- S. Sundaram, L. Yan
- Nutrition research 2018 v.59 pp. 72-79
- adiposity, angiopoietin-2, carcinogenesis, chemokine CCL2, chronic diseases, eating habits, energy intake, females, hepatocyte growth factor, high fat diet, leptin, mammary neoplasms (animal), mice, plasminogen activator inhibitors, restricted feeding, vascular endothelial growth factors
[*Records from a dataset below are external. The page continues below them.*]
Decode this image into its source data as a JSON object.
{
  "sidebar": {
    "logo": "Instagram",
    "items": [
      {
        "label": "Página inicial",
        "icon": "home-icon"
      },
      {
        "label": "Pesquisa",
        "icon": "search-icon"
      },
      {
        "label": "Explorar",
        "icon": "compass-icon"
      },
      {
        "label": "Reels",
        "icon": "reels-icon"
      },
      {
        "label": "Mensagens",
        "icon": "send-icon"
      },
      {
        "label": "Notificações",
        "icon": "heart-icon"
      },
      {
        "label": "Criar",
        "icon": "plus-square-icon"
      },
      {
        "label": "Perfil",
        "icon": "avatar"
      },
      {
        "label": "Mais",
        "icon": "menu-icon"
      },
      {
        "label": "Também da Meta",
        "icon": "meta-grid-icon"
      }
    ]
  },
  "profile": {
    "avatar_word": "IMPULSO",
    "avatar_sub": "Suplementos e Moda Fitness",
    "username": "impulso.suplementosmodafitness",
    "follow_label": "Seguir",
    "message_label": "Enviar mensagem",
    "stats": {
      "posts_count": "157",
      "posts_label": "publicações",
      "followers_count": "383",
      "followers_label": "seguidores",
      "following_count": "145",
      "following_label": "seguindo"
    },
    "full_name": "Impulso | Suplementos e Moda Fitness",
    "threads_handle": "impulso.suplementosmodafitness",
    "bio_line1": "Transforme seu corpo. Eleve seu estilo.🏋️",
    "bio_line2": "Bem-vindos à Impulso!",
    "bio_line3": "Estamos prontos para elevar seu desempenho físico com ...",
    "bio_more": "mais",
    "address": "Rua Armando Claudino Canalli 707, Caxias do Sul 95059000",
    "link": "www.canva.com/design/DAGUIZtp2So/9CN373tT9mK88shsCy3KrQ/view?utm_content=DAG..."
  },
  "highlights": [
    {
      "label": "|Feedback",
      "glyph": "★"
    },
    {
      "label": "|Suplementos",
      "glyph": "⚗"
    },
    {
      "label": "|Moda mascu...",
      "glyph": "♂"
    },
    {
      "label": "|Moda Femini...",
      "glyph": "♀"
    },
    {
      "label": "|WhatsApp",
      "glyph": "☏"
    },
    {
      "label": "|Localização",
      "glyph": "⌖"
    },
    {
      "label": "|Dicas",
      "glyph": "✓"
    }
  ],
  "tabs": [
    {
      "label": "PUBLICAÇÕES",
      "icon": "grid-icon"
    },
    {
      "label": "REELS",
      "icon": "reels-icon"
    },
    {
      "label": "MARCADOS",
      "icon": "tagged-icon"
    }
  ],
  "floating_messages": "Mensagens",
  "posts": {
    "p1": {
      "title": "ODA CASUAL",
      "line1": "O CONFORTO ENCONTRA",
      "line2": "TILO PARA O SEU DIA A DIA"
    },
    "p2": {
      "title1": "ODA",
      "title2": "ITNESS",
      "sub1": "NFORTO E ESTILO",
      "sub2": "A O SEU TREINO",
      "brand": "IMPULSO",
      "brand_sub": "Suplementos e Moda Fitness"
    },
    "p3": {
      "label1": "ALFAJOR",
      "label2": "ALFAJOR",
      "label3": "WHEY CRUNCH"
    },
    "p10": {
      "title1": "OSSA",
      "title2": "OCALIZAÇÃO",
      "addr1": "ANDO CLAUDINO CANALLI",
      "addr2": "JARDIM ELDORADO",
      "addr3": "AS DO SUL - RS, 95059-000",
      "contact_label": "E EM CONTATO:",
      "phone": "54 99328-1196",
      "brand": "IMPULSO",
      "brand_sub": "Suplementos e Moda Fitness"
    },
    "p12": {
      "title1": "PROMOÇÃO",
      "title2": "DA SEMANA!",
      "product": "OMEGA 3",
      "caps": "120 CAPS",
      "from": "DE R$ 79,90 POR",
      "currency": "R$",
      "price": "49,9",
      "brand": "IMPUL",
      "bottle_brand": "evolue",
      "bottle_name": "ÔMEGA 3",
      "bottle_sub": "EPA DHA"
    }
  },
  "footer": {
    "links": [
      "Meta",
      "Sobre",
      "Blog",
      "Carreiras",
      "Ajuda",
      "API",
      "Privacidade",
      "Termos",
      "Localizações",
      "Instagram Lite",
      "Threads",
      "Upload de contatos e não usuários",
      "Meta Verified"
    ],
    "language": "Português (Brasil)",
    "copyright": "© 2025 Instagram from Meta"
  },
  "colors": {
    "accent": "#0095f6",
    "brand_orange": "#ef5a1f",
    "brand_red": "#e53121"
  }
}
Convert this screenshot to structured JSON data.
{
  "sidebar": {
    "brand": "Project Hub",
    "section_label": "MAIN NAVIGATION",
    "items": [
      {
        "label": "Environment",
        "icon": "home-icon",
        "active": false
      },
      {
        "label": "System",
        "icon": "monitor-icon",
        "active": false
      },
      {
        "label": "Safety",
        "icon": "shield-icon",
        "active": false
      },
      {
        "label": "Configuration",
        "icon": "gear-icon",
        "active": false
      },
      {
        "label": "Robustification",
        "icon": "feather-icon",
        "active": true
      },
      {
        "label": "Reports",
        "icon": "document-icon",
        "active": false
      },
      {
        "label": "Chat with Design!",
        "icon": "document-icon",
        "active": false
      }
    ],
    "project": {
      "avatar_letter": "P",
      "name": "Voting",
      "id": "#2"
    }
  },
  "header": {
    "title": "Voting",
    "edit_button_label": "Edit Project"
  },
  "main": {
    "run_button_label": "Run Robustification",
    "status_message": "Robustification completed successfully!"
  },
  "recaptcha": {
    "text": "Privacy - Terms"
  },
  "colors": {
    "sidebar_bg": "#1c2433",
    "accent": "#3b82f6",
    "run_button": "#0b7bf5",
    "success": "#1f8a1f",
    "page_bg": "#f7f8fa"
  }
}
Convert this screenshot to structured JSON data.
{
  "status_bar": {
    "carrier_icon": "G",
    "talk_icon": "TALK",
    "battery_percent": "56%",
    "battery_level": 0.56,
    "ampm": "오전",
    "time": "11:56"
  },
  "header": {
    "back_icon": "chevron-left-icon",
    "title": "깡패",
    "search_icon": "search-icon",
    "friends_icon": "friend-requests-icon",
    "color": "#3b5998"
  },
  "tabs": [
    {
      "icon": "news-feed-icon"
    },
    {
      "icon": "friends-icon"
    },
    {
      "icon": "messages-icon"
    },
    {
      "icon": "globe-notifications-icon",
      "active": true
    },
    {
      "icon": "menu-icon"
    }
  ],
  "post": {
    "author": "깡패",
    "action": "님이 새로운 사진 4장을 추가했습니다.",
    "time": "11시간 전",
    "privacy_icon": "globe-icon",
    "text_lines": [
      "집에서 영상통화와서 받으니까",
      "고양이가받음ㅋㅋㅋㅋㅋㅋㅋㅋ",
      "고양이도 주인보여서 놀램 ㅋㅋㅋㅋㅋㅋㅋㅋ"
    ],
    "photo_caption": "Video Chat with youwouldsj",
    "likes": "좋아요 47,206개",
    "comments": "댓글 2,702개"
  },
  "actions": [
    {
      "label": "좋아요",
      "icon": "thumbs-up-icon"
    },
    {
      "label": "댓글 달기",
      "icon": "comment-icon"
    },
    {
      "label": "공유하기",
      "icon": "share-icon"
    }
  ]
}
- Erratic eating behavior disrupts the daily feeding and fasting pattern and leads to metabolic dysfunction and chronic diseases including cancer. In the present study, we tested the hypothesis that time-restricted feeding of a high-fat diet (HFD) to the dark phase does not enhance mammary tumorigenesis in MMTV-PyMT mice. Female mice were assigned to 3 groups and fed the standard AIN93G diet or an HFD with or without dark phase restricted feeding (12 hours). The duration of restricted feeding was 8 weeks. The HFD group had 24% more body fat mass than the AIN93G group; the body fat mass of the restricted group remained similar to that of the AIN93G group. Energy intake of the restricted group was similar to that of the HFD and AIN93G groups. The median mammary tumor latency was 5.8, 7.0, and 6.4 weeks for the AIN93G, HFD, and restricted groups, respectively. Mammary tumor progression was 241% higher in the HFD group than that in the AIN93G group; there was no significant difference in tumor progression between the restricted and AIN93G groups. Plasma concentrations of leptin, monocyte chemoattractant protein-1, plasminogen activator inhibitor-1, angiopoietin-2, vascular endothelial growth factor, and hepatocyte growth factor were significantly higher in the HFD group than those in the control group; these measurements were similar between the restricted and control groups. In conclusion, feeding restricted to the dark phase mitigates the HFD-enhanced mammary tumorigenesis; this may be related to the lower body adiposity and associated inflammatory and angiogenic signals.